Assignment
Only a single number is expected: how many lines of the data hold the word "Windows".
--- START ---
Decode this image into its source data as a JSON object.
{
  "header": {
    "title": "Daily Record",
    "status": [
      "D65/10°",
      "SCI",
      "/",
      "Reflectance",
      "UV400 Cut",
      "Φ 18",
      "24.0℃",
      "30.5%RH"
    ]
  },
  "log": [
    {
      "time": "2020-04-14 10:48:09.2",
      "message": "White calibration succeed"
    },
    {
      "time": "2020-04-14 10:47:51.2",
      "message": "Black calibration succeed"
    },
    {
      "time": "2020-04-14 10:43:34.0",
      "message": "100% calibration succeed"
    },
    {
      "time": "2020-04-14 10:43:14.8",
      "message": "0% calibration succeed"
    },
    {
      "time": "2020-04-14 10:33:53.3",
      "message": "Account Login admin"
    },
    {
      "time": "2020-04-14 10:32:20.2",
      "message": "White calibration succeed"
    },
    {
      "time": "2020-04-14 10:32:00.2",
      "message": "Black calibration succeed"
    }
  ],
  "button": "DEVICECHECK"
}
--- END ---
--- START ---
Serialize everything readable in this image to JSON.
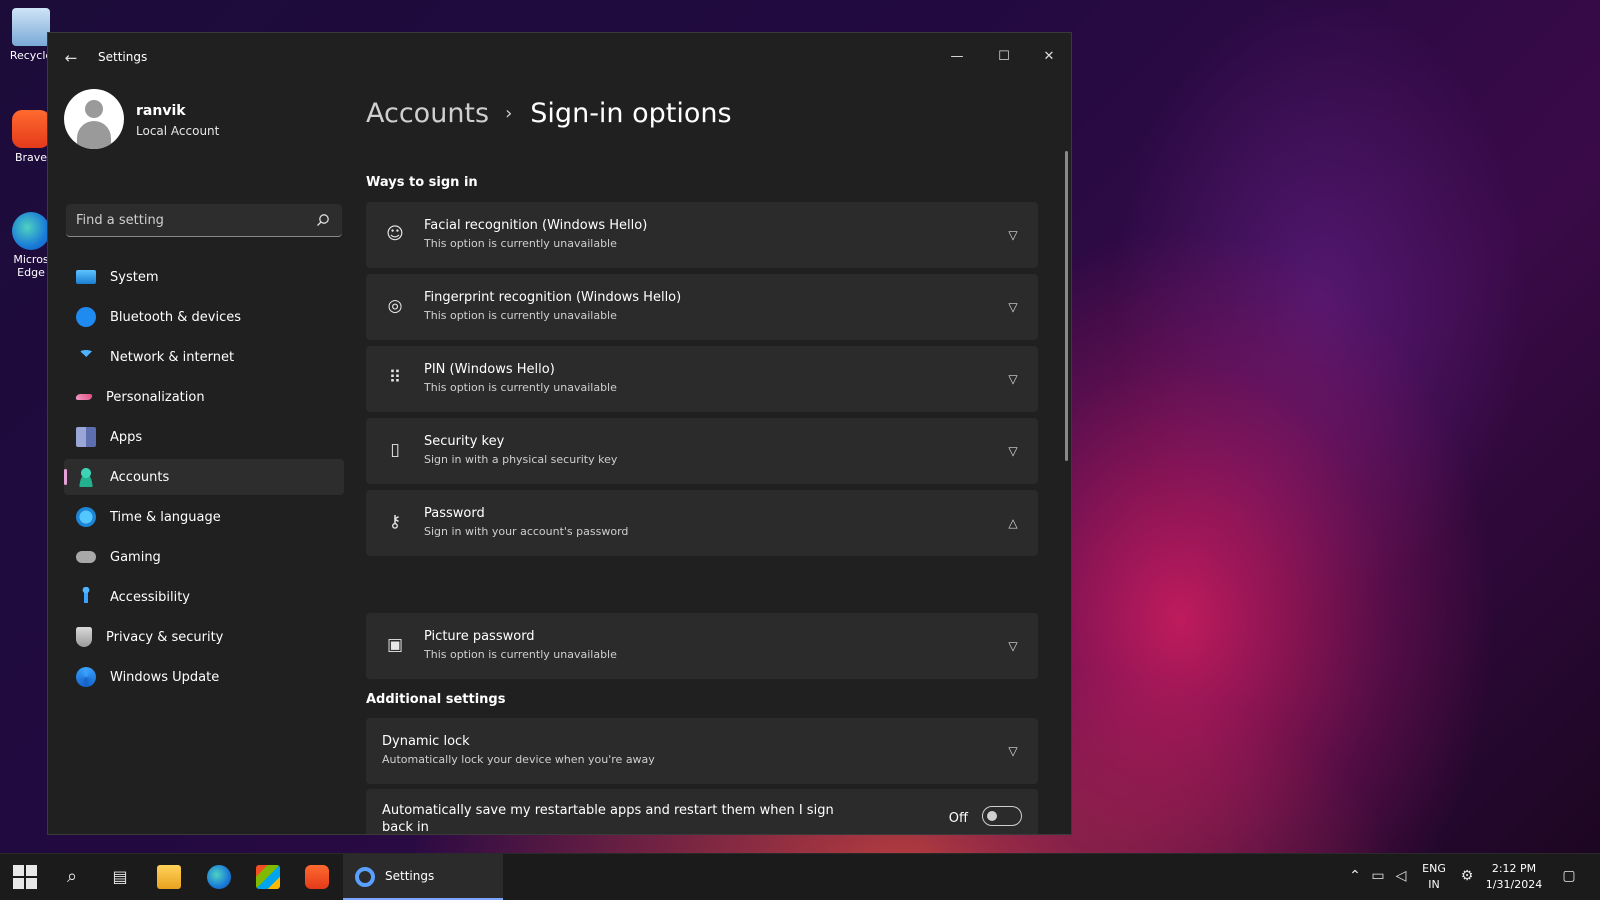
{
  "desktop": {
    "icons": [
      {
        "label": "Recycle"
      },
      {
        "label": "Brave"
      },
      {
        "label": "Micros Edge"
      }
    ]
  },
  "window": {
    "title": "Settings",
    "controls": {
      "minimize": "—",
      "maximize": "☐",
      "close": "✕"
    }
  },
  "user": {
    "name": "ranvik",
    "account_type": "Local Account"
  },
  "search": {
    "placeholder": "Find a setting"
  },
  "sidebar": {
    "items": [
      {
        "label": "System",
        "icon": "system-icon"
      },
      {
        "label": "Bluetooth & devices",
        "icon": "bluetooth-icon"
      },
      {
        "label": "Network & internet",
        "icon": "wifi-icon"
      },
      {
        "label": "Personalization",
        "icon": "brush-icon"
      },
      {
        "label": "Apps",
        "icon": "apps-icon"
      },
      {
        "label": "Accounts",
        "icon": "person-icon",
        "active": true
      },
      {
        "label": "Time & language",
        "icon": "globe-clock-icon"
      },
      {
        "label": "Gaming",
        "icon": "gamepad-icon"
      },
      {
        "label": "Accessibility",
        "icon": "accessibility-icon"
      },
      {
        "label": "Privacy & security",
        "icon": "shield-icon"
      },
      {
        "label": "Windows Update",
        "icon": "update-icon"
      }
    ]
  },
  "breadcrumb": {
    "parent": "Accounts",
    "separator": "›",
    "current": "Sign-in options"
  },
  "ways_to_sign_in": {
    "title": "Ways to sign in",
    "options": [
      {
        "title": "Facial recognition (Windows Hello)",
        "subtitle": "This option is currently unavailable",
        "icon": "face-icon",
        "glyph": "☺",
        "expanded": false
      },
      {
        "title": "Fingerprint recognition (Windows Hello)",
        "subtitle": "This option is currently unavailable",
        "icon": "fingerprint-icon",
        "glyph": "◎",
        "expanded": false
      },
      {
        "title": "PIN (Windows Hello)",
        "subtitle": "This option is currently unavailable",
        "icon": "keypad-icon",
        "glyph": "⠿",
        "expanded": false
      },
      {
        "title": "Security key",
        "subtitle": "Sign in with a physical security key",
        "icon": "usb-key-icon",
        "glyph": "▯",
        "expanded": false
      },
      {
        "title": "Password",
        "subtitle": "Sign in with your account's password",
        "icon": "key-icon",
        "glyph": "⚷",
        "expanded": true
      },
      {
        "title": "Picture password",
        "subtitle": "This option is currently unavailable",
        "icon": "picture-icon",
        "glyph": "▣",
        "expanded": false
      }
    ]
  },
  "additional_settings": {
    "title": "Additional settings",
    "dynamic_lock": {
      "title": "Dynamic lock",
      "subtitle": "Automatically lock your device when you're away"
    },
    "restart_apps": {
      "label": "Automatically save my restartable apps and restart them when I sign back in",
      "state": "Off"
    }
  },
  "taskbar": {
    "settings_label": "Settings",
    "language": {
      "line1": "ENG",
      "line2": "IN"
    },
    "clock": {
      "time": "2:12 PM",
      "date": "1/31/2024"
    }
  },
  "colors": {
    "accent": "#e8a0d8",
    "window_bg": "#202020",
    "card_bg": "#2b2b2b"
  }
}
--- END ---
Response area
4